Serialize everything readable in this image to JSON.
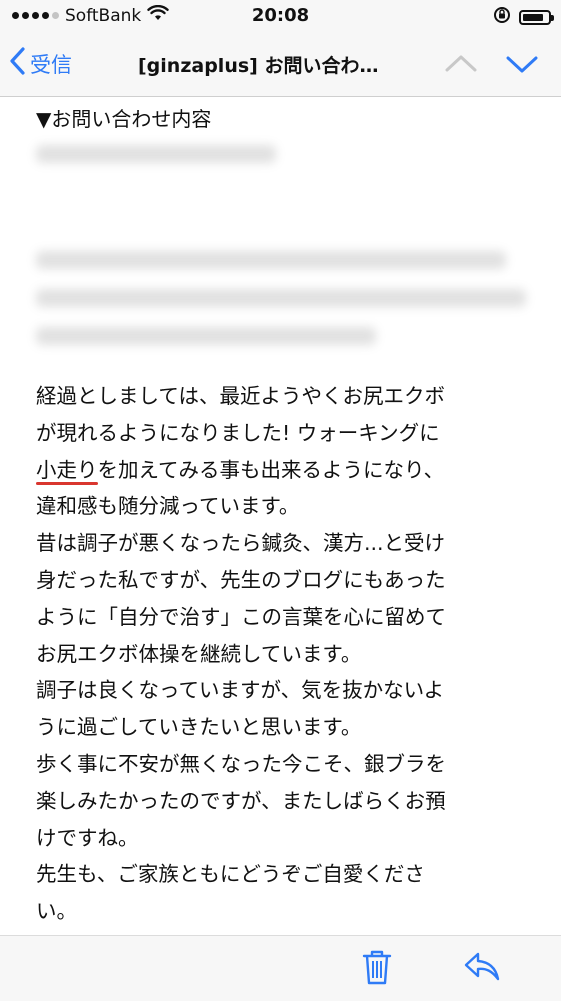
{
  "status_bar": {
    "carrier": "SoftBank",
    "time": "20:08",
    "battery_level": 0.85
  },
  "nav": {
    "back_label": "受信",
    "title": "[ginzaplus] お問い合わ…"
  },
  "message": {
    "section_heading": "▼お問い合わせ内容",
    "lines": [
      {
        "parts": [
          "経過としましては、最近ようやくお尻エクボ"
        ]
      },
      {
        "parts": [
          "が現れるようになりました! ウォーキングに"
        ]
      },
      {
        "parts": [
          "小走り",
          "を加えてみる事も出来るようになり、"
        ]
      },
      {
        "parts": [
          "違和感も随分減っています。"
        ]
      },
      {
        "parts": [
          "昔は調子が悪くなったら鍼灸、漢方...と受け"
        ]
      },
      {
        "parts": [
          "身だった私ですが、先生のブログにもあった"
        ]
      },
      {
        "parts": [
          "ように「自分で治す」この言葉を心に留めて"
        ]
      },
      {
        "parts": [
          "お尻エクボ体操を継続しています。"
        ]
      },
      {
        "parts": [
          "調子は良くなっていますが、気を抜かないよ"
        ]
      },
      {
        "parts": [
          "うに過ごしていきたいと思います。"
        ]
      },
      {
        "parts": [
          "歩く事に不安が無くなった今こそ、銀ブラを"
        ]
      },
      {
        "parts": [
          "楽しみたかったのですが、またしばらくお預"
        ]
      },
      {
        "parts": [
          "けですね。"
        ]
      },
      {
        "parts": [
          "先生も、ご家族ともにどうぞご自愛くださ"
        ]
      },
      {
        "parts": [
          "い。"
        ]
      }
    ]
  },
  "colors": {
    "accent": "#2f7bf6",
    "underline": "#d9362f",
    "bar_background": "#f7f7f7"
  },
  "icons": {
    "back": "chevron-left-icon",
    "prev": "chevron-up-icon",
    "next": "chevron-down-icon",
    "trash": "trash-icon",
    "reply": "reply-icon"
  }
}
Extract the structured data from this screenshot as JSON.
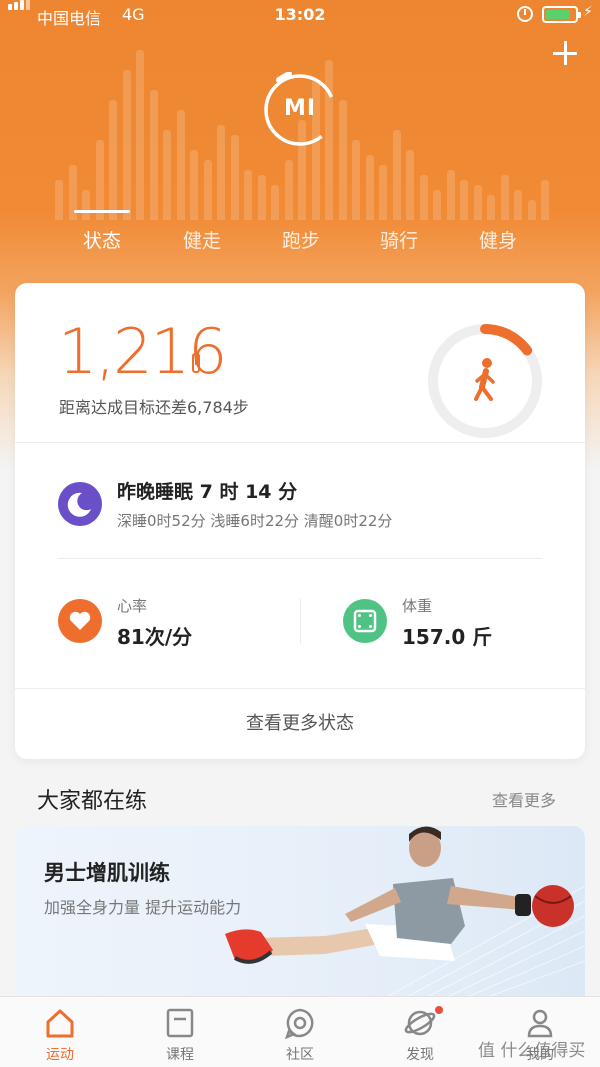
{
  "status_bar": {
    "carrier": "中国电信",
    "network": "4G",
    "time": "13:02",
    "battery_level": 0.85,
    "battery_color": "#5cd06e"
  },
  "header": {
    "logo_text": "MI",
    "add_icon": "plus-icon"
  },
  "tabs": [
    {
      "label": "状态",
      "active": true
    },
    {
      "label": "健走",
      "active": false
    },
    {
      "label": "跑步",
      "active": false
    },
    {
      "label": "骑行",
      "active": false
    },
    {
      "label": "健身",
      "active": false
    }
  ],
  "summary": {
    "steps": "1,216",
    "goal_text": "距离达成目标还差6,784步",
    "goal_progress": 0.15,
    "accent": "#ee6e2d"
  },
  "sleep": {
    "title": "昨晚睡眠 7 时 14 分",
    "detail": "深睡0时52分 浅睡6时22分 清醒0时22分"
  },
  "heart_rate": {
    "label": "心率",
    "value": "81次/分"
  },
  "weight": {
    "label": "体重",
    "value": "157.0 斤"
  },
  "more_status_label": "查看更多状态",
  "section": {
    "title": "大家都在练",
    "more": "查看更多"
  },
  "promo": {
    "title": "男士增肌训练",
    "subtitle": "加强全身力量 提升运动能力"
  },
  "nav": [
    {
      "label": "运动",
      "icon": "home-icon",
      "active": true
    },
    {
      "label": "课程",
      "icon": "course-icon",
      "active": false
    },
    {
      "label": "社区",
      "icon": "community-icon",
      "active": false
    },
    {
      "label": "发现",
      "icon": "discover-icon",
      "active": false,
      "badge": true
    },
    {
      "label": "我的",
      "icon": "profile-icon",
      "active": false
    }
  ],
  "watermark": "值 什么值得买"
}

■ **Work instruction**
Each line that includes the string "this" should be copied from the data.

■ **Written response**
Serialize everything readable in this image to JSON.
Extract the structured data from this screenshot as JSON.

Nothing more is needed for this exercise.